Input data:
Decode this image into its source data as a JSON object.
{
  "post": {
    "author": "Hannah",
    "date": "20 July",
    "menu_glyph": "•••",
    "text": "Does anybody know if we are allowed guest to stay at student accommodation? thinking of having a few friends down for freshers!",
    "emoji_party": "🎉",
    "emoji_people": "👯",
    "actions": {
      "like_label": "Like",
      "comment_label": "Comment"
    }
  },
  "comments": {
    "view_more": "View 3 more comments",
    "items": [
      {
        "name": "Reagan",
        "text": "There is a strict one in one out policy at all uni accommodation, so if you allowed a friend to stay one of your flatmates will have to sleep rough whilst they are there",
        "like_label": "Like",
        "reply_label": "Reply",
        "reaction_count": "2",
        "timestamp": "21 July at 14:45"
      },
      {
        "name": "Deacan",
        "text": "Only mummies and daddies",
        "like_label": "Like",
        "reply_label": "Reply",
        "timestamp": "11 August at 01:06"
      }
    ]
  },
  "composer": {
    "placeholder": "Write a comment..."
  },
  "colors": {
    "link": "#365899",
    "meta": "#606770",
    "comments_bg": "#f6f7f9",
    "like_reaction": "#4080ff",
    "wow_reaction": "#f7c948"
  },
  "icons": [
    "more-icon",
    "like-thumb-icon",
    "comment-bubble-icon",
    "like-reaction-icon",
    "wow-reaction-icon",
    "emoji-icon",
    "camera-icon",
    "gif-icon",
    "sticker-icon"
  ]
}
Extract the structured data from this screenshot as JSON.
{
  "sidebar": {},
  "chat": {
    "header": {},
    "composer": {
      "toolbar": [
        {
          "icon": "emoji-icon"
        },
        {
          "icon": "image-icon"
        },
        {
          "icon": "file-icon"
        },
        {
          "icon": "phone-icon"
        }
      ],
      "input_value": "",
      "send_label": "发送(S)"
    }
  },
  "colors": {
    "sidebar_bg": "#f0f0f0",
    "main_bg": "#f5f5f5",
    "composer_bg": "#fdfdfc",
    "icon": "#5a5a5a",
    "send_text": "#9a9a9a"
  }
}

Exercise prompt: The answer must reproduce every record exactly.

Solution to the problem:
Decode this image into its source data as a JSON object.
{
  "post": {
    "author": "Hannah",
    "date": "20 July",
    "menu_glyph": "•••",
    "text": "Does anybody know if we are allowed guest to stay at student accommodation? thinking of having a few friends down for freshers!",
    "emoji_party": "🎉",
    "emoji_people": "👯",
    "actions": {
      "like_label": "Like",
      "comment_label": "Comment"
    }
  },
  "comments": {
    "view_more": "View 3 more comments",
    "items": [
      {
        "name": "Reagan",
        "text": "There is a strict one in one out policy at all uni accommodation, so if you allowed a friend to stay one of your flatmates will have to sleep rough whilst they are there",
        "like_label": "Like",
        "reply_label": "Reply",
        "reaction_count": "2",
        "timestamp": "21 July at 14:45"
      },
      {
        "name": "Deacan",
        "text": "Only mummies and daddies",
        "like_label": "Like",
        "reply_label": "Reply",
        "timestamp": "11 August at 01:06"
      }
    ]
  },
  "composer": {
    "placeholder": "Write a comment..."
  },
  "colors": {
    "link": "#365899",
    "meta": "#606770",
    "comments_bg": "#f6f7f9",
    "like_reaction": "#4080ff",
    "wow_reaction": "#f7c948"
  },
  "icons": [
    "more-icon",
    "like-thumb-icon",
    "comment-bubble-icon",
    "like-reaction-icon",
    "wow-reaction-icon",
    "emoji-icon",
    "camera-icon",
    "gif-icon",
    "sticker-icon"
  ]
}
Extract the structured data from this screenshot as JSON.
{
  "sidebar": {},
  "chat": {
    "header": {},
    "composer": {
      "toolbar": [
        {
          "icon": "emoji-icon"
        },
        {
          "icon": "image-icon"
        },
        {
          "icon": "file-icon"
        },
        {
          "icon": "phone-icon"
        }
      ],
      "input_value": "",
      "send_label": "发送(S)"
    }
  },
  "colors": {
    "sidebar_bg": "#f0f0f0",
    "main_bg": "#f5f5f5",
    "composer_bg": "#fdfdfc",
    "icon": "#5a5a5a",
    "send_text": "#9a9a9a"
  }
}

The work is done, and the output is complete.